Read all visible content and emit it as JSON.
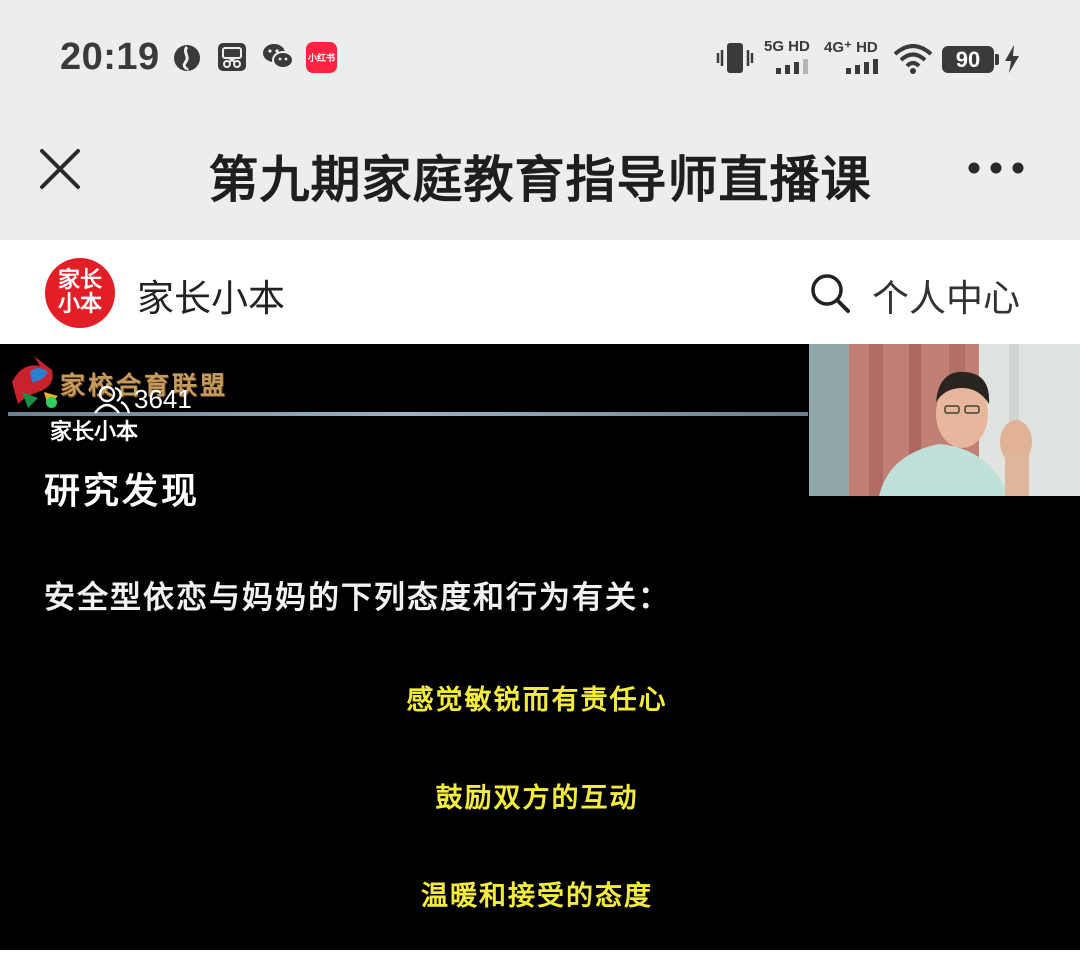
{
  "status_bar": {
    "time": "20:19",
    "xhs_app_label": "小红书",
    "net1": "5G HD",
    "net2": "4G⁺ HD",
    "battery": "90"
  },
  "title_bar": {
    "title": "第九期家庭教育指导师直播课"
  },
  "brand": {
    "logo_line1": "家长",
    "logo_line2": "小本",
    "name": "家长小本",
    "personal_center": "个人中心"
  },
  "video": {
    "alliance_title": "家校合育联盟",
    "viewer_count": "3641",
    "watermark": "家长小本",
    "slide": {
      "heading": "研究发现",
      "intro": "安全型依恋与妈妈的下列态度和行为有关：",
      "points": [
        "感觉敏锐而有责任心",
        "鼓励双方的互动",
        "温暖和接受的态度"
      ]
    }
  },
  "colors": {
    "status_bg": "#ededed",
    "brand_red": "#e31e26",
    "slide_highlight": "#f3ec3a",
    "live_green": "#2fd15c"
  },
  "icons": {
    "status_left": [
      "browser-icon",
      "screenshot-icon",
      "wechat-icon",
      "xiaohongshu-icon"
    ],
    "status_right": [
      "vibrate-icon",
      "signal-icon",
      "wifi-icon",
      "battery-icon",
      "charging-icon"
    ],
    "title_bar": [
      "close-icon",
      "more-icon"
    ],
    "brand_bar": [
      "search-icon"
    ],
    "video": [
      "viewers-icon",
      "alliance-logo-icon"
    ]
  }
}
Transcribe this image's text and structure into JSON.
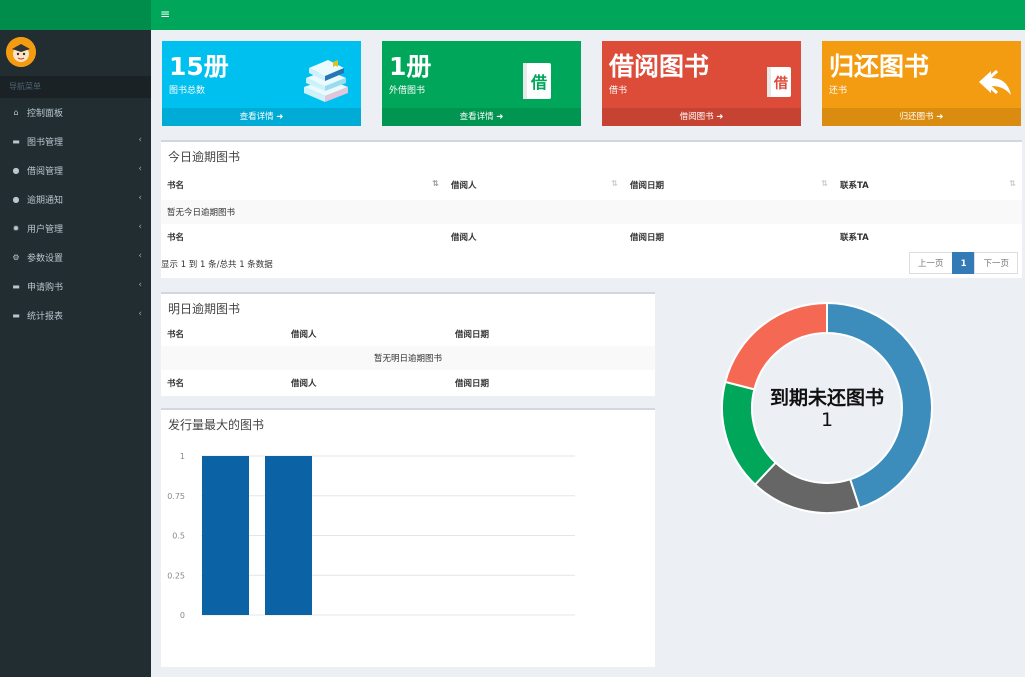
{
  "sidebar": {
    "nav_header": "导航菜单",
    "items": [
      {
        "label": "控制面板",
        "icon": "home-icon",
        "glyph": "⌂",
        "has_children": false
      },
      {
        "label": "图书管理",
        "icon": "book-icon",
        "glyph": "▬",
        "has_children": true
      },
      {
        "label": "借阅管理",
        "icon": "user-icon",
        "glyph": "●",
        "has_children": true
      },
      {
        "label": "逾期通知",
        "icon": "user-icon",
        "glyph": "●",
        "has_children": true
      },
      {
        "label": "用户管理",
        "icon": "gear-icon",
        "glyph": "✹",
        "has_children": true
      },
      {
        "label": "参数设置",
        "icon": "gears-icon",
        "glyph": "⚙",
        "has_children": true
      },
      {
        "label": "申请购书",
        "icon": "book-icon",
        "glyph": "▬",
        "has_children": true
      },
      {
        "label": "统计报表",
        "icon": "book-icon",
        "glyph": "▬",
        "has_children": true
      }
    ],
    "chevron": "‹"
  },
  "header": {
    "menu_toggle": "≡"
  },
  "stats": [
    {
      "number": "15册",
      "label": "图书总数",
      "link": "查看详情",
      "color": "#00c0ef",
      "icon": "books-icon"
    },
    {
      "number": "1册",
      "label": "外借图书",
      "link": "查看详情",
      "color": "#00a65a",
      "icon": "borrow-book-icon",
      "icon_char": "借"
    },
    {
      "number": "借阅图书",
      "label": "借书",
      "link": "借阅图书",
      "color": "#dd4b39",
      "icon": "borrow-book-icon",
      "icon_char": "借"
    },
    {
      "number": "归还图书",
      "label": "还书",
      "link": "归还图书",
      "color": "#f39c12",
      "icon": "return-arrow-icon"
    }
  ],
  "arrow_glyph": "➜",
  "today_overdue": {
    "title": "今日逾期图书",
    "columns": [
      "书名",
      "借阅人",
      "借阅日期",
      "联系TA"
    ],
    "empty": "暂无今日逾期图书",
    "info": "显示 1 到 1 条/总共 1 条数据",
    "pager": {
      "prev": "上一页",
      "current": "1",
      "next": "下一页"
    },
    "sort_glyph": "⇅"
  },
  "tomorrow_overdue": {
    "title": "明日逾期图书",
    "columns": [
      "书名",
      "借阅人",
      "借阅日期"
    ],
    "empty": "暂无明日逾期图书"
  },
  "top_books": {
    "title": "发行量最大的图书"
  },
  "donut": {
    "title": "到期未还图书",
    "value": "1"
  },
  "chart_data": [
    {
      "type": "bar",
      "title": "发行量最大的图书",
      "categories": [
        "",
        ""
      ],
      "values": [
        1,
        1
      ],
      "ylim": [
        0,
        1
      ],
      "yticks": [
        "0",
        "0.25",
        "0.5",
        "0.75",
        "1"
      ],
      "grid": true,
      "colors": [
        "#0b62a4"
      ]
    },
    {
      "type": "pie",
      "title": "到期未还图书",
      "center_value": "1",
      "values": [
        45,
        17,
        17,
        21
      ],
      "colors": [
        "#3c8dbc",
        "#666666",
        "#00a65a",
        "#f56954"
      ]
    }
  ]
}
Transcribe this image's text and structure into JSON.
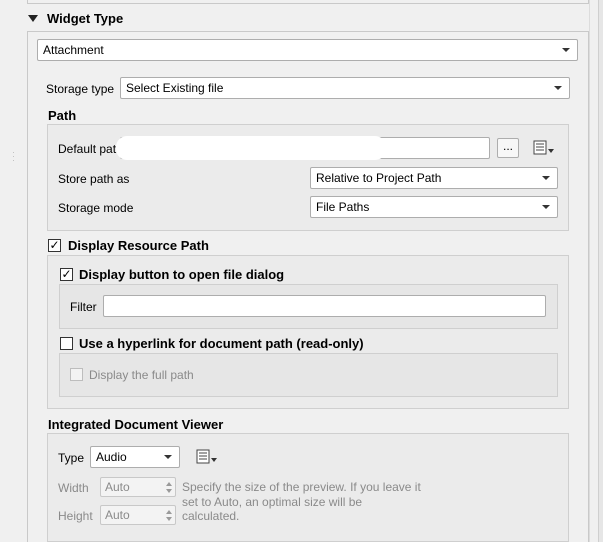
{
  "widget_type": {
    "section_title": "Widget Type",
    "selected_widget": "Attachment"
  },
  "storage_type": {
    "label": "Storage type",
    "value": "Select Existing file"
  },
  "path": {
    "group_title": "Path",
    "default_path_label": "Default path",
    "browse_button_label": "...",
    "store_path_label": "Store path as",
    "store_path_value": "Relative to Project Path",
    "storage_mode_label": "Storage mode",
    "storage_mode_value": "File Paths"
  },
  "display_resource_path": {
    "label": "Display Resource Path",
    "checked": true,
    "open_file_dialog": {
      "label": "Display button to open file dialog",
      "checked": true,
      "filter_label": "Filter",
      "filter_value": ""
    },
    "hyperlink": {
      "label": "Use a hyperlink for document path (read-only)",
      "checked": false,
      "full_path_label": "Display the full path",
      "full_path_checked": false
    }
  },
  "viewer": {
    "group_title": "Integrated Document Viewer",
    "type_label": "Type",
    "type_value": "Audio",
    "width_label": "Width",
    "width_value": "Auto",
    "height_label": "Height",
    "height_value": "Auto",
    "hint": "Specify the size of the preview. If you leave it set to Auto, an optimal size will be calculated."
  },
  "icons": {
    "collapse": "triangle-down-icon",
    "expression": "expression-menu-icon",
    "check": "✓"
  },
  "colors": {
    "panel_bg": "#f0f0f0",
    "input_bg": "#ffffff",
    "border": "#adadad",
    "disabled_text": "#8a8a8a"
  }
}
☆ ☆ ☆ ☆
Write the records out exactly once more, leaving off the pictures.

Read all visible content and emit it as JSON.
{
  "status_bar": {
    "time": "20:19",
    "xhs_app_label": "小红书",
    "net1": "5G HD",
    "net2": "4G⁺ HD",
    "battery": "90"
  },
  "title_bar": {
    "title": "第九期家庭教育指导师直播课"
  },
  "brand": {
    "logo_line1": "家长",
    "logo_line2": "小本",
    "name": "家长小本",
    "personal_center": "个人中心"
  },
  "video": {
    "alliance_title": "家校合育联盟",
    "viewer_count": "3641",
    "watermark": "家长小本",
    "slide": {
      "heading": "研究发现",
      "intro": "安全型依恋与妈妈的下列态度和行为有关：",
      "points": [
        "感觉敏锐而有责任心",
        "鼓励双方的互动",
        "温暖和接受的态度"
      ]
    }
  },
  "colors": {
    "status_bg": "#ededed",
    "brand_red": "#e31e26",
    "slide_highlight": "#f3ec3a",
    "live_green": "#2fd15c"
  },
  "icons": {
    "status_left": [
      "browser-icon",
      "screenshot-icon",
      "wechat-icon",
      "xiaohongshu-icon"
    ],
    "status_right": [
      "vibrate-icon",
      "signal-icon",
      "wifi-icon",
      "battery-icon",
      "charging-icon"
    ],
    "title_bar": [
      "close-icon",
      "more-icon"
    ],
    "brand_bar": [
      "search-icon"
    ],
    "video": [
      "viewers-icon",
      "alliance-logo-icon"
    ]
  }
}
Transcribe this image's text and structure into JSON.
{
  "sidebar": {
    "nav_header": "导航菜单",
    "items": [
      {
        "label": "控制面板",
        "icon": "home-icon",
        "glyph": "⌂",
        "has_children": false
      },
      {
        "label": "图书管理",
        "icon": "book-icon",
        "glyph": "▬",
        "has_children": true
      },
      {
        "label": "借阅管理",
        "icon": "user-icon",
        "glyph": "●",
        "has_children": true
      },
      {
        "label": "逾期通知",
        "icon": "user-icon",
        "glyph": "●",
        "has_children": true
      },
      {
        "label": "用户管理",
        "icon": "gear-icon",
        "glyph": "✹",
        "has_children": true
      },
      {
        "label": "参数设置",
        "icon": "gears-icon",
        "glyph": "⚙",
        "has_children": true
      },
      {
        "label": "申请购书",
        "icon": "book-icon",
        "glyph": "▬",
        "has_children": true
      },
      {
        "label": "统计报表",
        "icon": "book-icon",
        "glyph": "▬",
        "has_children": true
      }
    ],
    "chevron": "‹"
  },
  "header": {
    "menu_toggle": "≡"
  },
  "stats": [
    {
      "number": "15册",
      "label": "图书总数",
      "link": "查看详情",
      "color": "#00c0ef",
      "icon": "books-icon"
    },
    {
      "number": "1册",
      "label": "外借图书",
      "link": "查看详情",
      "color": "#00a65a",
      "icon": "borrow-book-icon",
      "icon_char": "借"
    },
    {
      "number": "借阅图书",
      "label": "借书",
      "link": "借阅图书",
      "color": "#dd4b39",
      "icon": "borrow-book-icon",
      "icon_char": "借"
    },
    {
      "number": "归还图书",
      "label": "还书",
      "link": "归还图书",
      "color": "#f39c12",
      "icon": "return-arrow-icon"
    }
  ],
  "arrow_glyph": "➜",
  "today_overdue": {
    "title": "今日逾期图书",
    "columns": [
      "书名",
      "借阅人",
      "借阅日期",
      "联系TA"
    ],
    "empty": "暂无今日逾期图书",
    "info": "显示 1 到 1 条/总共 1 条数据",
    "pager": {
      "prev": "上一页",
      "current": "1",
      "next": "下一页"
    },
    "sort_glyph": "⇅"
  },
  "tomorrow_overdue": {
    "title": "明日逾期图书",
    "columns": [
      "书名",
      "借阅人",
      "借阅日期"
    ],
    "empty": "暂无明日逾期图书"
  },
  "top_books": {
    "title": "发行量最大的图书"
  },
  "donut": {
    "title": "到期未还图书",
    "value": "1"
  },
  "chart_data": [
    {
      "type": "bar",
      "title": "发行量最大的图书",
      "categories": [
        "",
        ""
      ],
      "values": [
        1,
        1
      ],
      "ylim": [
        0,
        1
      ],
      "yticks": [
        "0",
        "0.25",
        "0.5",
        "0.75",
        "1"
      ],
      "grid": true,
      "colors": [
        "#0b62a4"
      ]
    },
    {
      "type": "pie",
      "title": "到期未还图书",
      "center_value": "1",
      "values": [
        45,
        17,
        17,
        21
      ],
      "colors": [
        "#3c8dbc",
        "#666666",
        "#00a65a",
        "#f56954"
      ]
    }
  ]
}
Transcribe this image's text and structure into JSON.
{
  "widget_type": {
    "section_title": "Widget Type",
    "selected_widget": "Attachment"
  },
  "storage_type": {
    "label": "Storage type",
    "value": "Select Existing file"
  },
  "path": {
    "group_title": "Path",
    "default_path_label": "Default path",
    "browse_button_label": "...",
    "store_path_label": "Store path as",
    "store_path_value": "Relative to Project Path",
    "storage_mode_label": "Storage mode",
    "storage_mode_value": "File Paths"
  },
  "display_resource_path": {
    "label": "Display Resource Path",
    "checked": true,
    "open_file_dialog": {
      "label": "Display button to open file dialog",
      "checked": true,
      "filter_label": "Filter",
      "filter_value": ""
    },
    "hyperlink": {
      "label": "Use a hyperlink for document path (read-only)",
      "checked": false,
      "full_path_label": "Display the full path",
      "full_path_checked": false
    }
  },
  "viewer": {
    "group_title": "Integrated Document Viewer",
    "type_label": "Type",
    "type_value": "Audio",
    "width_label": "Width",
    "width_value": "Auto",
    "height_label": "Height",
    "height_value": "Auto",
    "hint": "Specify the size of the preview. If you leave it set to Auto, an optimal size will be calculated."
  },
  "icons": {
    "collapse": "triangle-down-icon",
    "expression": "expression-menu-icon",
    "check": "✓"
  },
  "colors": {
    "panel_bg": "#f0f0f0",
    "input_bg": "#ffffff",
    "border": "#adadad",
    "disabled_text": "#8a8a8a"
  }
}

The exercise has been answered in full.